Follow our two-week journey on the Paleo diet!

Well-Being Hawaii Goes Paleo

Jessika Garcia and Jenn Hu contributed to this article and video.

For the past few years, it seems like everyone’s been talking about the Paleo diet. We wanted to know, what’s all the hype about? So, three of our Well-Being Hawaii bloggers – Jenn, Jessika, and Christa – went Paleo for two weeks to see how hard it would be to make the diet change. Although this experience is different for everyone, here’s what we learned:

What is Paleo?

Paleo is short for the Paleolithic diet, which is based on what the humans of that time might likely have eaten. It excludes grains, dairy, legumes, and most potatoes because these foods are harder for your body to process, and supposedly weren’t eaten during the Paleolithic era. It also excludes many processed foods and foods with additives and preservatives.

This diet was made popular by Loren Cordain with his 2002 book, The Paleo Diet.

How much food preparation does it take? 
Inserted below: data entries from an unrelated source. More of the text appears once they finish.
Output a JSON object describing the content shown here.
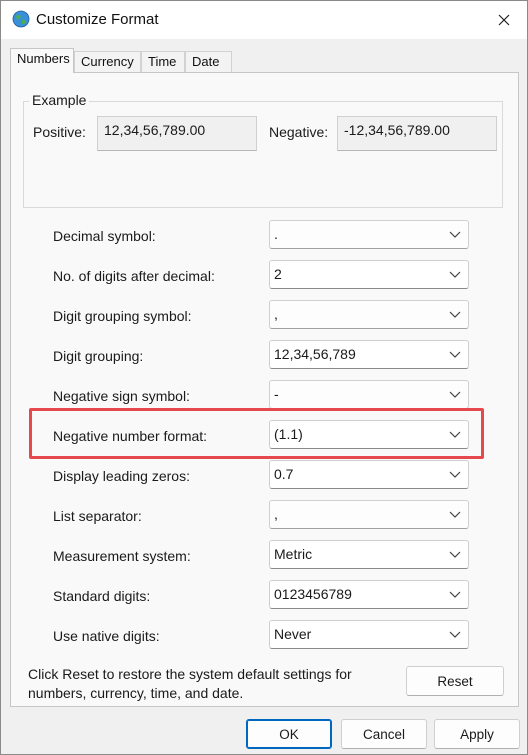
{
  "window": {
    "title": "Customize Format"
  },
  "tabs": [
    {
      "label": "Numbers",
      "active": true
    },
    {
      "label": "Currency",
      "active": false
    },
    {
      "label": "Time",
      "active": false
    },
    {
      "label": "Date",
      "active": false
    }
  ],
  "example": {
    "legend": "Example",
    "positive_label": "Positive:",
    "positive_value": "12,34,56,789.00",
    "negative_label": "Negative:",
    "negative_value": "-12,34,56,789.00"
  },
  "fields": [
    {
      "label": "Decimal symbol:",
      "value": "."
    },
    {
      "label": "No. of digits after decimal:",
      "value": "2"
    },
    {
      "label": "Digit grouping symbol:",
      "value": ","
    },
    {
      "label": "Digit grouping:",
      "value": "12,34,56,789"
    },
    {
      "label": "Negative sign symbol:",
      "value": "-"
    },
    {
      "label": "Negative number format:",
      "value": "(1.1)"
    },
    {
      "label": "Display leading zeros:",
      "value": "0.7"
    },
    {
      "label": "List separator:",
      "value": ","
    },
    {
      "label": "Measurement system:",
      "value": "Metric"
    },
    {
      "label": "Standard digits:",
      "value": "0123456789"
    },
    {
      "label": "Use native digits:",
      "value": "Never"
    }
  ],
  "footer": {
    "reset_note": "Click Reset to restore the system default settings for numbers, currency, time, and date.",
    "reset_label": "Reset",
    "ok_label": "OK",
    "cancel_label": "Cancel",
    "apply_label": "Apply"
  },
  "colors": {
    "highlight": "#e5484d",
    "primary_border": "#0067c0"
  }
}
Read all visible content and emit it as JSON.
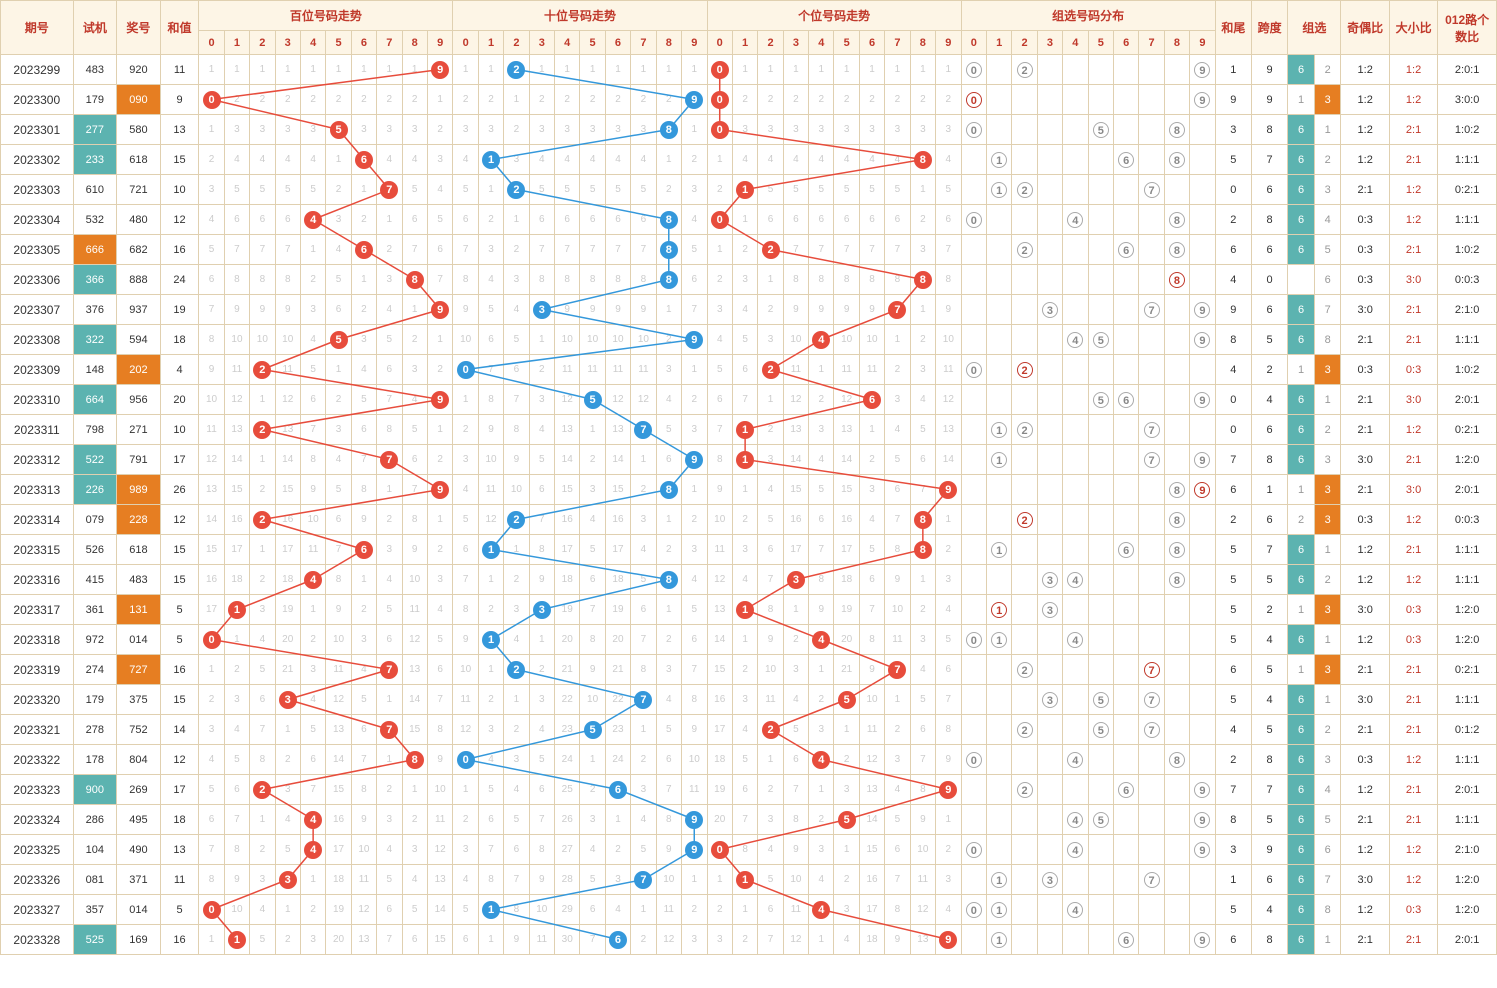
{
  "headers": {
    "period": "期号",
    "trial": "试机",
    "award": "奖号",
    "sum": "和值",
    "hundreds": "百位号码走势",
    "tens": "十位号码走势",
    "units": "个位号码走势",
    "dist": "组选号码分布",
    "tail": "和尾",
    "span": "跨度",
    "zu": "组选",
    "odd_even": "奇偶比",
    "big_small": "大小比",
    "r012": "012路个数比"
  },
  "chart_data": {
    "type": "table",
    "title": "3D Lottery Trend Chart",
    "columns": [
      "period",
      "trial",
      "award",
      "sum",
      "hundreds_digit",
      "tens_digit",
      "units_digit",
      "tail",
      "span",
      "zu",
      "odd_even",
      "big_small",
      "r012"
    ],
    "rows": [
      {
        "period": "2023299",
        "trial": "483",
        "trial_hl": "",
        "award": "920",
        "award_hl": "",
        "sum": 11,
        "h": 9,
        "t": 2,
        "u": 0,
        "tail": 1,
        "span": 9,
        "zu": "6",
        "zuN": 2,
        "oe": "1:2",
        "bs": "1:2",
        "bs_r": 1,
        "r012": "2:0:1"
      },
      {
        "period": "2023300",
        "trial": "179",
        "trial_hl": "",
        "award": "090",
        "award_hl": "or",
        "sum": 9,
        "h": 0,
        "t": 9,
        "u": 0,
        "tail": 9,
        "span": 9,
        "zu": "3",
        "zuN": 1,
        "oe": "1:2",
        "bs": "1:2",
        "bs_r": 1,
        "r012": "3:0:0"
      },
      {
        "period": "2023301",
        "trial": "277",
        "trial_hl": "hl",
        "award": "580",
        "award_hl": "",
        "sum": 13,
        "h": 5,
        "t": 8,
        "u": 0,
        "tail": 3,
        "span": 8,
        "zu": "6",
        "zuN": 1,
        "oe": "1:2",
        "bs": "2:1",
        "bs_r": 1,
        "r012": "1:0:2"
      },
      {
        "period": "2023302",
        "trial": "233",
        "trial_hl": "hl",
        "award": "618",
        "award_hl": "",
        "sum": 15,
        "h": 6,
        "t": 1,
        "u": 8,
        "tail": 5,
        "span": 7,
        "zu": "6",
        "zuN": 2,
        "oe": "1:2",
        "bs": "2:1",
        "bs_r": 1,
        "r012": "1:1:1"
      },
      {
        "period": "2023303",
        "trial": "610",
        "trial_hl": "",
        "award": "721",
        "award_hl": "",
        "sum": 10,
        "h": 7,
        "t": 2,
        "u": 1,
        "tail": 0,
        "span": 6,
        "zu": "6",
        "zuN": 3,
        "oe": "2:1",
        "bs": "1:2",
        "bs_r": 1,
        "r012": "0:2:1"
      },
      {
        "period": "2023304",
        "trial": "532",
        "trial_hl": "",
        "award": "480",
        "award_hl": "",
        "sum": 12,
        "h": 4,
        "t": 8,
        "u": 0,
        "tail": 2,
        "span": 8,
        "zu": "6",
        "zuN": 4,
        "oe": "0:3",
        "bs": "1:2",
        "bs_r": 1,
        "r012": "1:1:1"
      },
      {
        "period": "2023305",
        "trial": "666",
        "trial_hl": "rd",
        "award": "682",
        "award_hl": "",
        "sum": 16,
        "h": 6,
        "t": 8,
        "u": 2,
        "tail": 6,
        "span": 6,
        "zu": "6",
        "zuN": 5,
        "oe": "0:3",
        "bs": "2:1",
        "bs_r": 1,
        "r012": "1:0:2"
      },
      {
        "period": "2023306",
        "trial": "366",
        "trial_hl": "hl",
        "award": "888",
        "award_hl": "",
        "sum": 24,
        "h": 8,
        "t": 8,
        "u": 8,
        "tail": 4,
        "span": 0,
        "zu": "",
        "zuN": 6,
        "oe": "0:3",
        "bs": "3:0",
        "bs_r": 1,
        "r012": "0:0:3"
      },
      {
        "period": "2023307",
        "trial": "376",
        "trial_hl": "",
        "award": "937",
        "award_hl": "",
        "sum": 19,
        "h": 9,
        "t": 3,
        "u": 7,
        "tail": 9,
        "span": 6,
        "zu": "6",
        "zuN": 7,
        "oe": "3:0",
        "bs": "2:1",
        "bs_r": 1,
        "r012": "2:1:0"
      },
      {
        "period": "2023308",
        "trial": "322",
        "trial_hl": "hl",
        "award": "594",
        "award_hl": "",
        "sum": 18,
        "h": 5,
        "t": 9,
        "u": 4,
        "tail": 8,
        "span": 5,
        "zu": "6",
        "zuN": 8,
        "oe": "2:1",
        "bs": "2:1",
        "bs_r": 1,
        "r012": "1:1:1"
      },
      {
        "period": "2023309",
        "trial": "148",
        "trial_hl": "",
        "award": "202",
        "award_hl": "or",
        "sum": 4,
        "h": 2,
        "t": 0,
        "u": 2,
        "tail": 4,
        "span": 2,
        "zu": "3",
        "zuN": 1,
        "oe": "0:3",
        "bs": "0:3",
        "bs_r": 1,
        "r012": "1:0:2"
      },
      {
        "period": "2023310",
        "trial": "664",
        "trial_hl": "hl",
        "award": "956",
        "award_hl": "",
        "sum": 20,
        "h": 9,
        "t": 5,
        "u": 6,
        "tail": 0,
        "span": 4,
        "zu": "6",
        "zuN": 1,
        "oe": "2:1",
        "bs": "3:0",
        "bs_r": 1,
        "r012": "2:0:1"
      },
      {
        "period": "2023311",
        "trial": "798",
        "trial_hl": "",
        "award": "271",
        "award_hl": "",
        "sum": 10,
        "h": 2,
        "t": 7,
        "u": 1,
        "tail": 0,
        "span": 6,
        "zu": "6",
        "zuN": 2,
        "oe": "2:1",
        "bs": "1:2",
        "bs_r": 1,
        "r012": "0:2:1"
      },
      {
        "period": "2023312",
        "trial": "522",
        "trial_hl": "hl",
        "award": "791",
        "award_hl": "",
        "sum": 17,
        "h": 7,
        "t": 9,
        "u": 1,
        "tail": 7,
        "span": 8,
        "zu": "6",
        "zuN": 3,
        "oe": "3:0",
        "bs": "2:1",
        "bs_r": 1,
        "r012": "1:2:0"
      },
      {
        "period": "2023313",
        "trial": "226",
        "trial_hl": "hl",
        "award": "989",
        "award_hl": "or",
        "sum": 26,
        "h": 9,
        "t": 8,
        "u": 9,
        "tail": 6,
        "span": 1,
        "zu": "3",
        "zuN": 1,
        "oe": "2:1",
        "bs": "3:0",
        "bs_r": 1,
        "r012": "2:0:1"
      },
      {
        "period": "2023314",
        "trial": "079",
        "trial_hl": "",
        "award": "228",
        "award_hl": "or",
        "sum": 12,
        "h": 2,
        "t": 2,
        "u": 8,
        "tail": 2,
        "span": 6,
        "zu": "3",
        "zuN": 2,
        "oe": "0:3",
        "bs": "1:2",
        "bs_r": 1,
        "r012": "0:0:3"
      },
      {
        "period": "2023315",
        "trial": "526",
        "trial_hl": "",
        "award": "618",
        "award_hl": "",
        "sum": 15,
        "h": 6,
        "t": 1,
        "u": 8,
        "tail": 5,
        "span": 7,
        "zu": "6",
        "zuN": 1,
        "oe": "1:2",
        "bs": "2:1",
        "bs_r": 1,
        "r012": "1:1:1"
      },
      {
        "period": "2023316",
        "trial": "415",
        "trial_hl": "",
        "award": "483",
        "award_hl": "",
        "sum": 15,
        "h": 4,
        "t": 8,
        "u": 3,
        "tail": 5,
        "span": 5,
        "zu": "6",
        "zuN": 2,
        "oe": "1:2",
        "bs": "1:2",
        "bs_r": 1,
        "r012": "1:1:1"
      },
      {
        "period": "2023317",
        "trial": "361",
        "trial_hl": "",
        "award": "131",
        "award_hl": "or",
        "sum": 5,
        "h": 1,
        "t": 3,
        "u": 1,
        "tail": 5,
        "span": 2,
        "zu": "3",
        "zuN": 1,
        "oe": "3:0",
        "bs": "0:3",
        "bs_r": 1,
        "r012": "1:2:0"
      },
      {
        "period": "2023318",
        "trial": "972",
        "trial_hl": "",
        "award": "014",
        "award_hl": "",
        "sum": 5,
        "h": 0,
        "t": 1,
        "u": 4,
        "tail": 5,
        "span": 4,
        "zu": "6",
        "zuN": 1,
        "oe": "1:2",
        "bs": "0:3",
        "bs_r": 1,
        "r012": "1:2:0"
      },
      {
        "period": "2023319",
        "trial": "274",
        "trial_hl": "",
        "award": "727",
        "award_hl": "or",
        "sum": 16,
        "h": 7,
        "t": 2,
        "u": 7,
        "tail": 6,
        "span": 5,
        "zu": "3",
        "zuN": 1,
        "oe": "2:1",
        "bs": "2:1",
        "bs_r": 1,
        "r012": "0:2:1"
      },
      {
        "period": "2023320",
        "trial": "179",
        "trial_hl": "",
        "award": "375",
        "award_hl": "",
        "sum": 15,
        "h": 3,
        "t": 7,
        "u": 5,
        "tail": 5,
        "span": 4,
        "zu": "6",
        "zuN": 1,
        "oe": "3:0",
        "bs": "2:1",
        "bs_r": 1,
        "r012": "1:1:1"
      },
      {
        "period": "2023321",
        "trial": "278",
        "trial_hl": "",
        "award": "752",
        "award_hl": "",
        "sum": 14,
        "h": 7,
        "t": 5,
        "u": 2,
        "tail": 4,
        "span": 5,
        "zu": "6",
        "zuN": 2,
        "oe": "2:1",
        "bs": "2:1",
        "bs_r": 1,
        "r012": "0:1:2"
      },
      {
        "period": "2023322",
        "trial": "178",
        "trial_hl": "",
        "award": "804",
        "award_hl": "",
        "sum": 12,
        "h": 8,
        "t": 0,
        "u": 4,
        "tail": 2,
        "span": 8,
        "zu": "6",
        "zuN": 3,
        "oe": "0:3",
        "bs": "1:2",
        "bs_r": 1,
        "r012": "1:1:1"
      },
      {
        "period": "2023323",
        "trial": "900",
        "trial_hl": "hl",
        "award": "269",
        "award_hl": "",
        "sum": 17,
        "h": 2,
        "t": 6,
        "u": 9,
        "tail": 7,
        "span": 7,
        "zu": "6",
        "zuN": 4,
        "oe": "1:2",
        "bs": "2:1",
        "bs_r": 1,
        "r012": "2:0:1"
      },
      {
        "period": "2023324",
        "trial": "286",
        "trial_hl": "",
        "award": "495",
        "award_hl": "",
        "sum": 18,
        "h": 4,
        "t": 9,
        "u": 5,
        "tail": 8,
        "span": 5,
        "zu": "6",
        "zuN": 5,
        "oe": "2:1",
        "bs": "2:1",
        "bs_r": 1,
        "r012": "1:1:1"
      },
      {
        "period": "2023325",
        "trial": "104",
        "trial_hl": "",
        "award": "490",
        "award_hl": "",
        "sum": 13,
        "h": 4,
        "t": 9,
        "u": 0,
        "tail": 3,
        "span": 9,
        "zu": "6",
        "zuN": 6,
        "oe": "1:2",
        "bs": "1:2",
        "bs_r": 1,
        "r012": "2:1:0"
      },
      {
        "period": "2023326",
        "trial": "081",
        "trial_hl": "",
        "award": "371",
        "award_hl": "",
        "sum": 11,
        "h": 3,
        "t": 7,
        "u": 1,
        "tail": 1,
        "span": 6,
        "zu": "6",
        "zuN": 7,
        "oe": "3:0",
        "bs": "1:2",
        "bs_r": 1,
        "r012": "1:2:0"
      },
      {
        "period": "2023327",
        "trial": "357",
        "trial_hl": "",
        "award": "014",
        "award_hl": "",
        "sum": 5,
        "h": 0,
        "t": 1,
        "u": 4,
        "tail": 5,
        "span": 4,
        "zu": "6",
        "zuN": 8,
        "oe": "1:2",
        "bs": "0:3",
        "bs_r": 1,
        "r012": "1:2:0"
      },
      {
        "period": "2023328",
        "trial": "525",
        "trial_hl": "hl",
        "award": "169",
        "award_hl": "",
        "sum": 16,
        "h": 1,
        "t": 6,
        "u": 9,
        "tail": 6,
        "span": 8,
        "zu": "6",
        "zuN": 1,
        "oe": "2:1",
        "bs": "2:1",
        "bs_r": 1,
        "r012": "2:0:1"
      }
    ]
  }
}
This diet takes a lot of food preparation, so get in the habit of setting aside time to shop and prep your food for the week. “With my crazy work schedule, it was hard to find time to prepare meals,” Jessika said. “You really need to prepare in advance or it all goes downhill.”

If you do a good job with prep, you won’t be tempted to cheat or have one of those days where you’re starving because you don’t have anything around that’s Paleo-approved.

How expensive is it? 

It’s pretty dang expensive, especially if you’re trying to be as Paleo as possible, which means eating only organic food. Buying specialty items or substitutions like almond butter, coconut flour, and more can also be pricey. “It burned a hefty hole in my bank account,” Jessika said. “I normally spend between $150-200 a month on groceries and while doing this diet I spent over $150 in just two weeks.”

However, there are ways to make this diet cheaper, such as making products like almond butter at home, buying items in bulk and dividing it between friends, and deciding how strict of a Paleo diet is right for you such as whether or not to buy organic.

How difficult was it to eat out?

Generally, we found that going out to eat was impossibly difficult. You never know if that sauce that’s glazing the steak has soy, flour, or any number of restricted ingredients in it, or if the cook will oblige your request to substitute the mac salad and rice on your plate lunch with green salad. 

“But it does get better!” Jenn said. “Near the end of the diet, I went out to eat with some coworkers and got Hawaiian poke (which is Paleo because there’s salt and no shoyu) with a side salad and diligently handed off my mac salad. As we got farther into the diet, I became more comfortable with going out to eat.”

Is it worth it?

It depends on who you are, what kind of lifestyle you have, and what your health goals are. We each had very different experiences with the diet. 

Jessika felt weaker, got more migraines, and had a few hangry (hungry and angry) moments, and she ultimately decided the diet wasn’t for her. Jenn had crazy sugar cravings, but enjoyed the challenge of expanding her culinary skills. Christa had awful carb cravings, but felt less tired and generally liked the diet.

“If you have dietary restrictions, food allergies, or if you're trying to find out if you have food allergies, it’s a good diet to go on,” Christa said. “In any case, talk to your doctor first! They can give you a professional opinion on what’s best for you, and if you decide to make a big dietary change it’s always a good idea to keep them in the loop.”

Some Paleo recipes we tried and loved:

Is there something you’ve wanted to change for your health and well-being? Let us know in the comments!